It is always a shock to me to get a call or a letter addressed to my birth name, unused since January of 1984, and it gets my attention and gets my brain jumping to conclusions. When the PI got to the part about had I lived in Claremont, I was unfortunately aware of Elizabeth's failing health from finding out about the Library having been closed in 1995 (only found out because I got a list of books the Huntington didn't need, from a local bookseller handling the matter), and leapt to the correct conclusion. Oddly enough, a listmember from the Ramblin' Rovers (Silly Wizard) is working on the accession/cataloging of the collections from the FBL at the Huntington.

I have some great memories of my time and the Bacon, and time with Elizabeth, and I have acquired some of her speech patterns, and I am grateful for all the ideas and people she exposed me to, traits she encouraged in me (and those she attempted to correct, as well!). The kindling for my Samhain fire this year will be the NYT crosswords I'd been saving for her when I got time to write.

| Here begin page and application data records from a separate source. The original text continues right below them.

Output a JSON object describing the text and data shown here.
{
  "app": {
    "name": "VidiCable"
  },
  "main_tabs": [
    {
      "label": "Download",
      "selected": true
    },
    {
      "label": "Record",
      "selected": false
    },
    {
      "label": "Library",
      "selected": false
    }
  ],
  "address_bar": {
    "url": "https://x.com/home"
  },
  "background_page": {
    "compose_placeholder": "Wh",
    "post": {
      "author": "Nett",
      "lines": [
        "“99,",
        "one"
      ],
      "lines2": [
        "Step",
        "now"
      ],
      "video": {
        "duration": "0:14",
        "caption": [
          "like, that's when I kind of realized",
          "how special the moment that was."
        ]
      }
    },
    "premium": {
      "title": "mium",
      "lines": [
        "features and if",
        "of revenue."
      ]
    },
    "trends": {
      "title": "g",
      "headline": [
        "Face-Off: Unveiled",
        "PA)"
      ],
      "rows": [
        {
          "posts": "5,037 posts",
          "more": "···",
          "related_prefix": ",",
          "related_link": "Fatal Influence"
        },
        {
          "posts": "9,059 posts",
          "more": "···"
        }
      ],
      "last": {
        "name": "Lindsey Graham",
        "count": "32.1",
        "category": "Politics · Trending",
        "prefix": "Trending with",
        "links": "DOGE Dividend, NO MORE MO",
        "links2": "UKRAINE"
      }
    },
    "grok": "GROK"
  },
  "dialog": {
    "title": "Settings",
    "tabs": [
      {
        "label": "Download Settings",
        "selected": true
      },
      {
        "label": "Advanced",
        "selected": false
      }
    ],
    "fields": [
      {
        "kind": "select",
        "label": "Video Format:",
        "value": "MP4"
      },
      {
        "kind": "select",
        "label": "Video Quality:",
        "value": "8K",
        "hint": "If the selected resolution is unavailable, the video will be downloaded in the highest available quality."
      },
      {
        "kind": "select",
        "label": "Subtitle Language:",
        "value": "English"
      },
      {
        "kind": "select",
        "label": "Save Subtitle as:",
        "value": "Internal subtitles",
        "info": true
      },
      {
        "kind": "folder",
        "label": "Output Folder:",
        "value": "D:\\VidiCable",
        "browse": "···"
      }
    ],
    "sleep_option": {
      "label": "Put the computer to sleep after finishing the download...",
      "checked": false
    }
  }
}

She led an amazing life, was a surrogate aunt to me, and a wonderful boss who I will always regret having to leave so that I could pay more than just rent and food with my salary (non-profits, gotta love 'em). I expect I like Diana Trent of Waiting for God because Elizabeth resembles her in spirit.

I tired to find her people back east--extended family, but got nowhere. I know she was originally from Pittsburgh PA, graduated from the Univ. of Pittsburgh. I believe she was an only child (but I have a vague idea of a niece), and her father was a civil engineer who travelled widely for his work--Elizabveth spoke of having an amah in India. If there is an email address for the Univ. of Pittsburgh alumni office, that would help. She was married to Oliver Kenneth Wrigley, who died in the late 70s in the LA area (they lived in Temple City).

I wrote a letter to the attorney/executor asking about her (extended) family, but he had no records to indicate any--and that may mean nothing at all.

It also turns out that her remains remained in his office, as no-one yet asked felt up to the task of discreetly scattering her ashes on Mt. Baldy, above Claremont. I volunteered to do this when the weather improved, on the anniversary of her death. Doing this did not hit my ick-buttons or any prohibitions that I knew of, and I considered it an honor. I think Julie Robinson-Zurek (the cataloger hired when I was there) scattered the ashes on 23 or 26 April 1998.

She is one of the "ancestors" I call in circle to join us in work, as I think she would have been happy to participate in rituals. Her memorial tree is a Queen Elizabeth Standard (aka tree rose) bred by Walter Lammerts (who has a niece who lived in Temple City, as well) in honour of Queen Elizabeth II of England. Between her and Elizabeth Moberly, it was certain that some form of Elizabeth would have been part of any daughter's name, should I have borne one.

Elizabeth Springer Wrigley, 4 October 1914 (or -15) - 26 April 1997

Cast your eyes to the ocean, Cast your soul to the sea,
When the darkness seems endless, please remember me, please remember me.
(Loreena McKennitt)